**What to work on**
Give the records again exactly, but drop the pictures.

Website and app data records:
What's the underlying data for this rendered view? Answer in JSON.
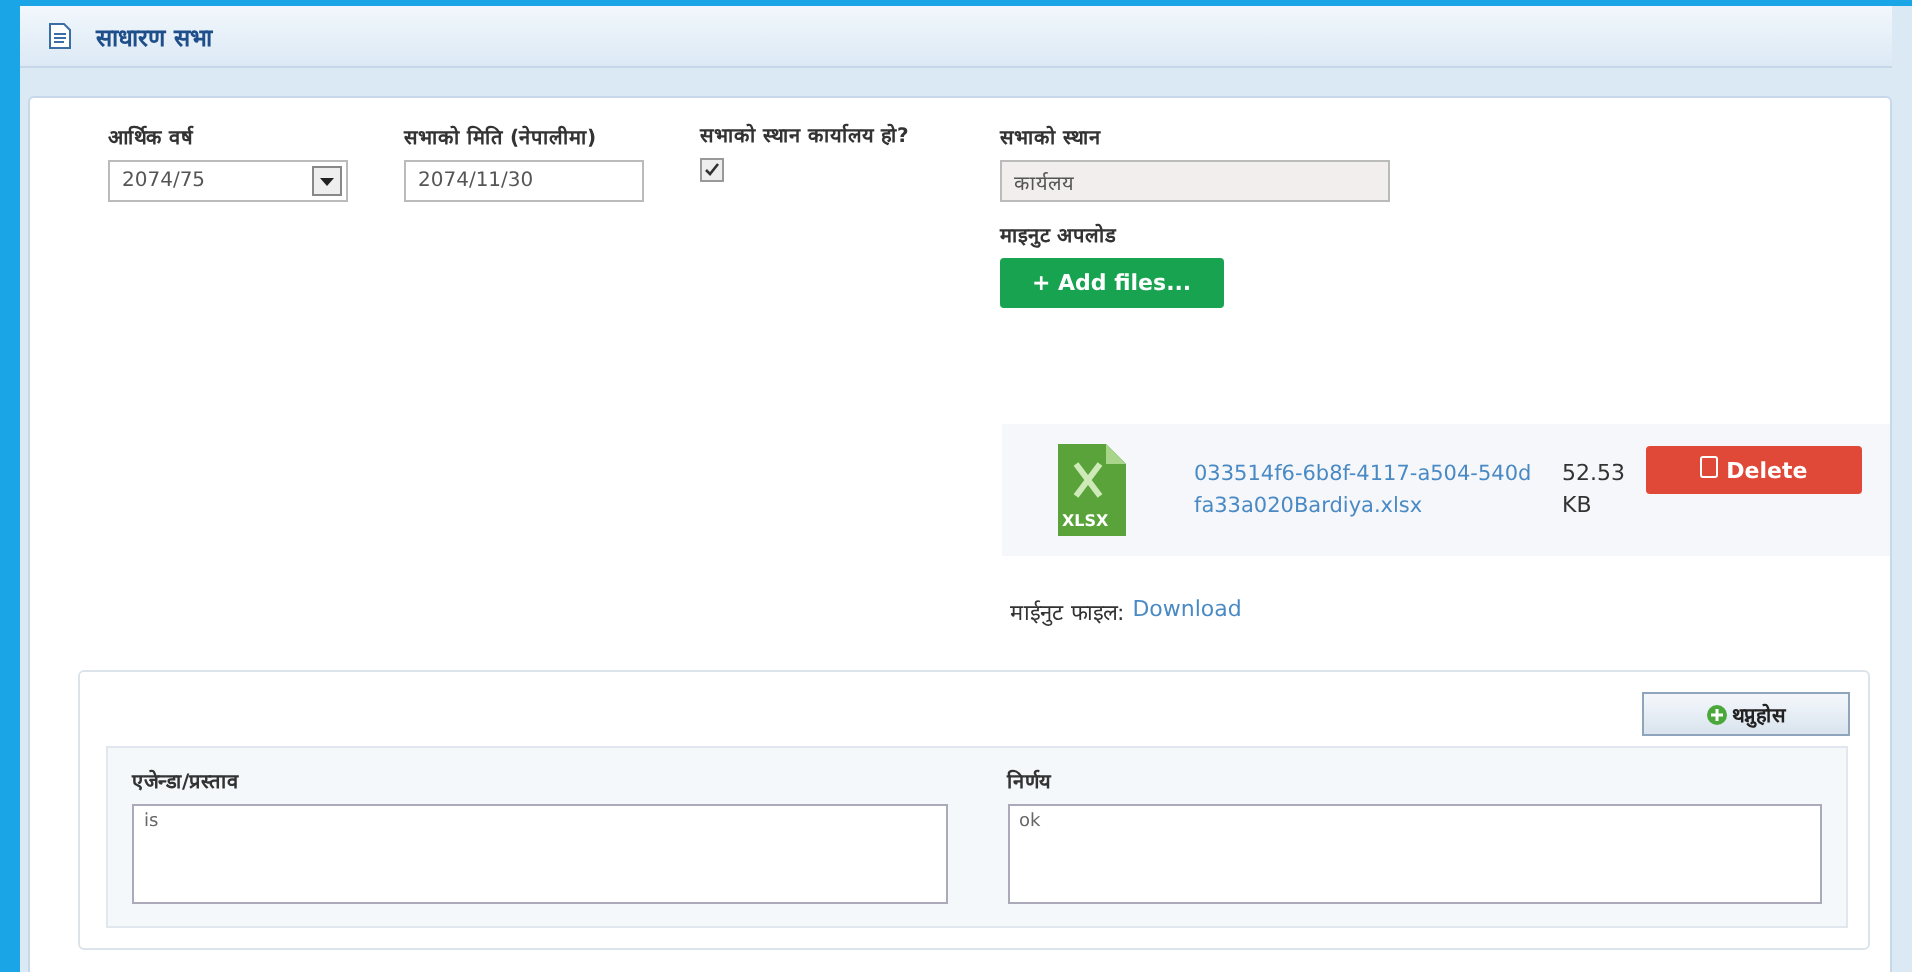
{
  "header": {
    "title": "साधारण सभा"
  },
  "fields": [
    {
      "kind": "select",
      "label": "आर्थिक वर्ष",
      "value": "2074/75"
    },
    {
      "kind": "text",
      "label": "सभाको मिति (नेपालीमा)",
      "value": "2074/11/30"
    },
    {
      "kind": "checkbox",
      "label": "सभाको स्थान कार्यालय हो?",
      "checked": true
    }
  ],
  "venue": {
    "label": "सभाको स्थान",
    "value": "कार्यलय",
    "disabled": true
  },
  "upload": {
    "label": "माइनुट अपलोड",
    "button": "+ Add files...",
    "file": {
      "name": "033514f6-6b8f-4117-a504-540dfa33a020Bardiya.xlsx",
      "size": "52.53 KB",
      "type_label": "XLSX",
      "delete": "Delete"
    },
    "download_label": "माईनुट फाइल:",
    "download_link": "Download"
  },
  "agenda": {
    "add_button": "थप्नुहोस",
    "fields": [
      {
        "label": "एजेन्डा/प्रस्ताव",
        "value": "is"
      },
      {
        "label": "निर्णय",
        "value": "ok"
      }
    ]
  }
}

**Answer space**
What's the underlying data for this rendered view? Answer in JSON.
{
  "header": {
    "title": "साधारण सभा"
  },
  "fields": [
    {
      "kind": "select",
      "label": "आर्थिक वर्ष",
      "value": "2074/75"
    },
    {
      "kind": "text",
      "label": "सभाको मिति (नेपालीमा)",
      "value": "2074/11/30"
    },
    {
      "kind": "checkbox",
      "label": "सभाको स्थान कार्यालय हो?",
      "checked": true
    }
  ],
  "venue": {
    "label": "सभाको स्थान",
    "value": "कार्यलय",
    "disabled": true
  },
  "upload": {
    "label": "माइनुट अपलोड",
    "button": "+ Add files...",
    "file": {
      "name": "033514f6-6b8f-4117-a504-540dfa33a020Bardiya.xlsx",
      "size": "52.53 KB",
      "type_label": "XLSX",
      "delete": "Delete"
    },
    "download_label": "माईनुट फाइल:",
    "download_link": "Download"
  },
  "agenda": {
    "add_button": "थप्नुहोस",
    "fields": [
      {
        "label": "एजेन्डा/प्रस्ताव",
        "value": "is"
      },
      {
        "label": "निर्णय",
        "value": "ok"
      }
    ]
  }
}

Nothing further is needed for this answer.